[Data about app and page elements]

┏━━

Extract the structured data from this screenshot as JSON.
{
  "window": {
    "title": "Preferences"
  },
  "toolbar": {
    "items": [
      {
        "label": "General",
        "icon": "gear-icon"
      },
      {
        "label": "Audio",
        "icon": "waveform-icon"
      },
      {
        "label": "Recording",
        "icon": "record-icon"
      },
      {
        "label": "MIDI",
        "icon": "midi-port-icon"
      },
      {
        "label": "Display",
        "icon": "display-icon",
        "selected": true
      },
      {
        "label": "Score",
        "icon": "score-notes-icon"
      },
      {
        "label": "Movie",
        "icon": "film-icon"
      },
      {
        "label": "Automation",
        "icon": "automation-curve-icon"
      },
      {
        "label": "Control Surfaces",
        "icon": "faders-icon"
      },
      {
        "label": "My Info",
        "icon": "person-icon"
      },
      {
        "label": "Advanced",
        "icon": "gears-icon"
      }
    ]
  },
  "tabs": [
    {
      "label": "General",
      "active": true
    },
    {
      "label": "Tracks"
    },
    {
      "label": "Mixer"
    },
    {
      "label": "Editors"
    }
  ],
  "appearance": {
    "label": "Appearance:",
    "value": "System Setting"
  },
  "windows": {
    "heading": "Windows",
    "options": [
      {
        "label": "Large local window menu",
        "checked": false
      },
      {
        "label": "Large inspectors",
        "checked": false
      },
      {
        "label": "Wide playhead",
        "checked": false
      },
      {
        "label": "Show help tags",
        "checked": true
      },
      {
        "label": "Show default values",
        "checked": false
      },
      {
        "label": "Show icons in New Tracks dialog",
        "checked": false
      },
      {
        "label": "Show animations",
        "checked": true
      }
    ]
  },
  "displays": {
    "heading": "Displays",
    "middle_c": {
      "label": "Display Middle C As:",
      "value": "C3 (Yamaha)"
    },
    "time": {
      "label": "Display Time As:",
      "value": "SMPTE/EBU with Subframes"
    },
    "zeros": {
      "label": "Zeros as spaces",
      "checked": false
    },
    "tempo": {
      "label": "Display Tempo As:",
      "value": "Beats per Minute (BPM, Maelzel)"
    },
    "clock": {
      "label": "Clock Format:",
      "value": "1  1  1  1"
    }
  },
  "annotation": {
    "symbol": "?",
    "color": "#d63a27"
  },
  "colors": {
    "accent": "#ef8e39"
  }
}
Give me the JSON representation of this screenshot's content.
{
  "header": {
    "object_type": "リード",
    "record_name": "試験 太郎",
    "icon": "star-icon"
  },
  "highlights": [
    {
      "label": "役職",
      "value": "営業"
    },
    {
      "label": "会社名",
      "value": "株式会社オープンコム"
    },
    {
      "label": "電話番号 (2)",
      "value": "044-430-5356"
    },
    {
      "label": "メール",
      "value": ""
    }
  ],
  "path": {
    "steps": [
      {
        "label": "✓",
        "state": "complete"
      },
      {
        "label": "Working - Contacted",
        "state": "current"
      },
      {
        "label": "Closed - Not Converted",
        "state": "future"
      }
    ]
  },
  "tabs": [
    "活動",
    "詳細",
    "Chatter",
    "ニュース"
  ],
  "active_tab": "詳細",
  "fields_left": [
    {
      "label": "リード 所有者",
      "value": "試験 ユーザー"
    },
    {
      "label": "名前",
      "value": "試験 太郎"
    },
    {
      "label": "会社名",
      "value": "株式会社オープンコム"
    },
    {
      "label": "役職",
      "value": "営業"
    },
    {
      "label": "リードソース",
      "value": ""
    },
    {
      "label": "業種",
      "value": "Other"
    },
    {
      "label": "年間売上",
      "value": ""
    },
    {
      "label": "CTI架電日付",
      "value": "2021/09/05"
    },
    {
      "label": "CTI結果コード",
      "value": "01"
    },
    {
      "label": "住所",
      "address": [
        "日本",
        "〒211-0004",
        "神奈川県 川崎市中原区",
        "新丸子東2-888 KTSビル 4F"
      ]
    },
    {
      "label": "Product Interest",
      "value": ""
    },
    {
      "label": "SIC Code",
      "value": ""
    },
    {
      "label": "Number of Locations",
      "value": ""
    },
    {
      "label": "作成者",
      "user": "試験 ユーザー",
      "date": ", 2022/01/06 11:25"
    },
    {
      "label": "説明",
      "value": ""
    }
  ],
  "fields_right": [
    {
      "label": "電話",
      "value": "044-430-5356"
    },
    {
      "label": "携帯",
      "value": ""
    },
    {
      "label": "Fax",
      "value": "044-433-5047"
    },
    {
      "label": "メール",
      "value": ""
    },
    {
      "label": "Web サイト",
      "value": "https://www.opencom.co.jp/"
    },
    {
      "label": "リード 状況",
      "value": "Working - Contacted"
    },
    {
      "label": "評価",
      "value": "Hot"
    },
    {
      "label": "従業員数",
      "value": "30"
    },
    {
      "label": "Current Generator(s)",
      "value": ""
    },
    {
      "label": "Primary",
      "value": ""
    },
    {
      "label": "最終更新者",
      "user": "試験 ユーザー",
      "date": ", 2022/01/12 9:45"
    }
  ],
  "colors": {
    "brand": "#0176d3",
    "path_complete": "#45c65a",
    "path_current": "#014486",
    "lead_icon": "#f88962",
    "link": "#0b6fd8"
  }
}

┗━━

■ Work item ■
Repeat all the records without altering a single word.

■ Response below ■
Extract the structured data from this screenshot as JSON.
{
  "window": {
    "title": "Preferences"
  },
  "toolbar": {
    "items": [
      {
        "label": "General",
        "icon": "gear-icon"
      },
      {
        "label": "Audio",
        "icon": "waveform-icon"
      },
      {
        "label": "Recording",
        "icon": "record-icon"
      },
      {
        "label": "MIDI",
        "icon": "midi-port-icon"
      },
      {
        "label": "Display",
        "icon": "display-icon",
        "selected": true
      },
      {
        "label": "Score",
        "icon": "score-notes-icon"
      },
      {
        "label": "Movie",
        "icon": "film-icon"
      },
      {
        "label": "Automation",
        "icon": "automation-curve-icon"
      },
      {
        "label": "Control Surfaces",
        "icon": "faders-icon"
      },
      {
        "label": "My Info",
        "icon": "person-icon"
      },
      {
        "label": "Advanced",
        "icon": "gears-icon"
      }
    ]
  },
  "tabs": [
    {
      "label": "General",
      "active": true
    },
    {
      "label": "Tracks"
    },
    {
      "label": "Mixer"
    },
    {
      "label": "Editors"
    }
  ],
  "appearance": {
    "label": "Appearance:",
    "value": "System Setting"
  },
  "windows": {
    "heading": "Windows",
    "options": [
      {
        "label": "Large local window menu",
        "checked": false
      },
      {
        "label": "Large inspectors",
        "checked": false
      },
      {
        "label": "Wide playhead",
        "checked": false
      },
      {
        "label": "Show help tags",
        "checked": true
      },
      {
        "label": "Show default values",
        "checked": false
      },
      {
        "label": "Show icons in New Tracks dialog",
        "checked": false
      },
      {
        "label": "Show animations",
        "checked": true
      }
    ]
  },
  "displays": {
    "heading": "Displays",
    "middle_c": {
      "label": "Display Middle C As:",
      "value": "C3 (Yamaha)"
    },
    "time": {
      "label": "Display Time As:",
      "value": "SMPTE/EBU with Subframes"
    },
    "zeros": {
      "label": "Zeros as spaces",
      "checked": false
    },
    "tempo": {
      "label": "Display Tempo As:",
      "value": "Beats per Minute (BPM, Maelzel)"
    },
    "clock": {
      "label": "Clock Format:",
      "value": "1  1  1  1"
    }
  },
  "annotation": {
    "symbol": "?",
    "color": "#d63a27"
  },
  "colors": {
    "accent": "#ef8e39"
  }
}
Give me the JSON representation of this screenshot's content.
{
  "header": {
    "object_type": "リード",
    "record_name": "試験 太郎",
    "icon": "star-icon"
  },
  "highlights": [
    {
      "label": "役職",
      "value": "営業"
    },
    {
      "label": "会社名",
      "value": "株式会社オープンコム"
    },
    {
      "label": "電話番号 (2)",
      "value": "044-430-5356"
    },
    {
      "label": "メール",
      "value": ""
    }
  ],
  "path": {
    "steps": [
      {
        "label": "✓",
        "state": "complete"
      },
      {
        "label": "Working - Contacted",
        "state": "current"
      },
      {
        "label": "Closed - Not Converted",
        "state": "future"
      }
    ]
  },
  "tabs": [
    "活動",
    "詳細",
    "Chatter",
    "ニュース"
  ],
  "active_tab": "詳細",
  "fields_left": [
    {
      "label": "リード 所有者",
      "value": "試験 ユーザー"
    },
    {
      "label": "名前",
      "value": "試験 太郎"
    },
    {
      "label": "会社名",
      "value": "株式会社オープンコム"
    },
    {
      "label": "役職",
      "value": "営業"
    },
    {
      "label": "リードソース",
      "value": ""
    },
    {
      "label": "業種",
      "value": "Other"
    },
    {
      "label": "年間売上",
      "value": ""
    },
    {
      "label": "CTI架電日付",
      "value": "2021/09/05"
    },
    {
      "label": "CTI結果コード",
      "value": "01"
    },
    {
      "label": "住所",
      "address": [
        "日本",
        "〒211-0004",
        "神奈川県 川崎市中原区",
        "新丸子東2-888 KTSビル 4F"
      ]
    },
    {
      "label": "Product Interest",
      "value": ""
    },
    {
      "label": "SIC Code",
      "value": ""
    },
    {
      "label": "Number of Locations",
      "value": ""
    },
    {
      "label": "作成者",
      "user": "試験 ユーザー",
      "date": ", 2022/01/06 11:25"
    },
    {
      "label": "説明",
      "value": ""
    }
  ],
  "fields_right": [
    {
      "label": "電話",
      "value": "044-430-5356"
    },
    {
      "label": "携帯",
      "value": ""
    },
    {
      "label": "Fax",
      "value": "044-433-5047"
    },
    {
      "label": "メール",
      "value": ""
    },
    {
      "label": "Web サイト",
      "value": "https://www.opencom.co.jp/"
    },
    {
      "label": "リード 状況",
      "value": "Working - Contacted"
    },
    {
      "label": "評価",
      "value": "Hot"
    },
    {
      "label": "従業員数",
      "value": "30"
    },
    {
      "label": "Current Generator(s)",
      "value": ""
    },
    {
      "label": "Primary",
      "value": ""
    },
    {
      "label": "最終更新者",
      "user": "試験 ユーザー",
      "date": ", 2022/01/12 9:45"
    }
  ],
  "colors": {
    "brand": "#0176d3",
    "path_complete": "#45c65a",
    "path_current": "#014486",
    "lead_icon": "#f88962",
    "link": "#0b6fd8"
  }
}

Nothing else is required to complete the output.